If You Build It, They Might Come

Not to take anything away from Ray Kinsella—what a great movie (and book)! and I’m glad it worked out for him. For Ray, it was true: he built it, and they DID come—and it was his intuitive message, after all, not ours. It doesn’t necessarily apply to everyone. But, at the very least, we can say, “If you don’t build it, they’re probably not gonna come.”

Of course, it’s worth noting that Ray Kinsella did not know how it was going to work out for him, either. He just did what he was called to do.

In my work life, I’ve taken up several different, though (to me) related, occupations over the years: teaching, baking, yoga, astrology, graphic design, photography, and a variety of applied arts and artisanal crafts: everything always part-time, a patchwork of pursuits providing structure, yet always leaving space for “my work”—that is, the work I cared most about — the free exploration of the intuitive-creative process, for insight and illumination.

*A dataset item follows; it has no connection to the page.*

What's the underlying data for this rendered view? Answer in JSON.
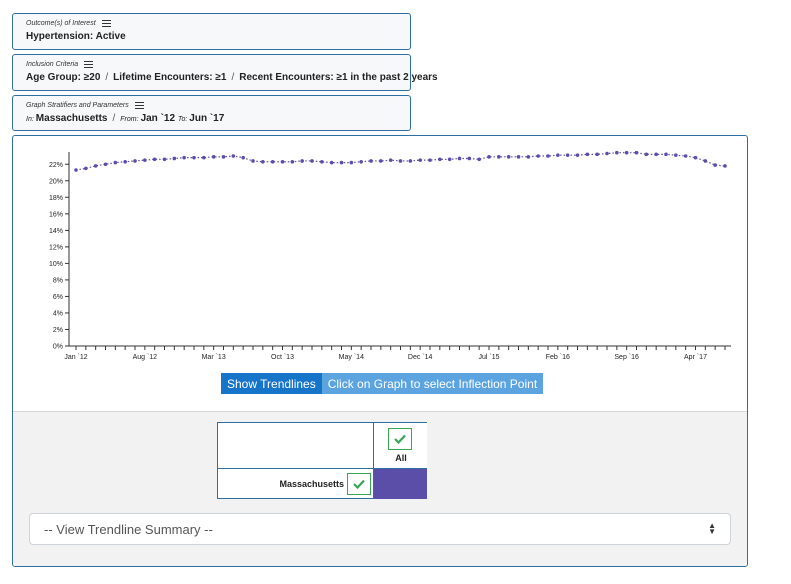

Maybe ten years ago, I said, “You know, I’ve never fully committed to ‘my work,’ though it’s the one thing I can’t and won’t let go of. What if I let everything else go?”

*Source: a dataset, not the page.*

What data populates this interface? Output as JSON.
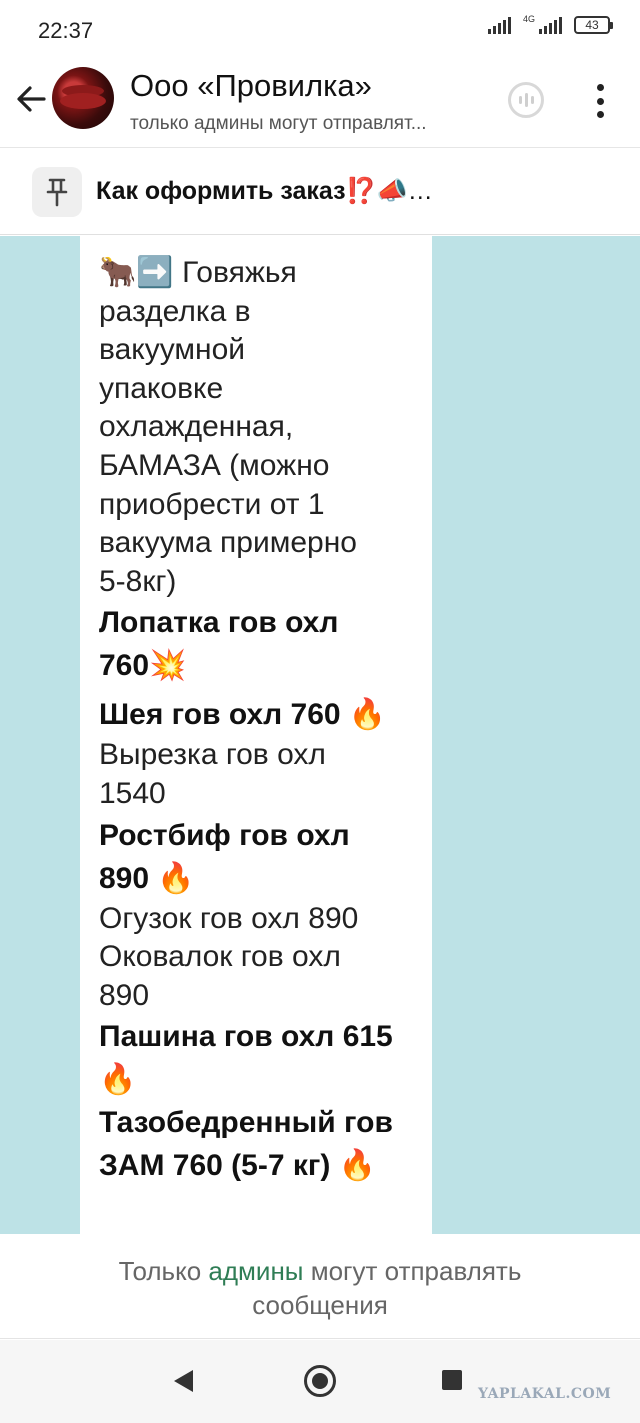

Why hadn’t I committed to it in the past? Well, I had, on a personal level: all that I’ve done forms a path of following that need to explore and express. But I had never committed to it publicly, professionally: I hadn’t made a commitment to open up this creative space and share it with others. Why? Because IT”S TOO HARD TO COMMUNICATE. TOO HARD TO CONVINCE OTHERS OF ITS VALUE. The depth of my knowledge and understanding in this area has been crafted through decades of intense personal work combined with rigorous academic research, and at great cost. It’s a little painful when others shrug me off because they can’t see the sense of my work. I didn’t believe that others would “get it,” or care. I didn’t believe in others recognizing its value. So I didn’t believe that it could sustain me. I didn’t believe it could be financially viable. All that’s still in question.

But I’m just doing it, because it’s what I’m called to do. I believe, rather than know, that providing a social milieu for creative exploration expands and deepens the possibilities of shared understanding; and we have great need of this. But I don’t want to convince you. I don’t have promises to make. I’m here, holding the space. Show up if you feel like it.

But I don’t know if anyone will show up.

If I were to apply the conventional wisdom of advertising, I would promise grandiose outcomes. I would say how it’s all — *[insert superlative]* — And that’s just what I don’t want to do. I’m sick of all those optimistically exaggerated promises that deny the fullness of experience, with its ups and downs and happys and sads and everything in between.

Creativity is not without risk. If you know what’s going to happen, then it’s not creative. To create is to bring something new into existence. To explore and engage with the unknown. It’s a process of discovery. So who can say what will happen?

That space I’m holding open—it’s the space to explore what comes up. What emerges is always different. What’s consistent is the process of staying present and engaged with whatever emerges. It doesn’t sound like much. Simple, yes, and extremely challenging: I believe this practice, over time, is transformative — is essential for health and well-being in a culture obsessed with personal achievement and peak experiences. And frankly, it’s just when it seems like nothing’s happening that the big stuff is happening. But sometimes, nothing’s happening.

I don’t promise enlightenment.
I don’t promise creative genius.
I don’t promise happiness.

I promise to hold space for freedom of symbolic expression, with kindness and compassion.

I offer the space of possibility. I hold that space and I invite you to be present with me.

I built it. Come if you like.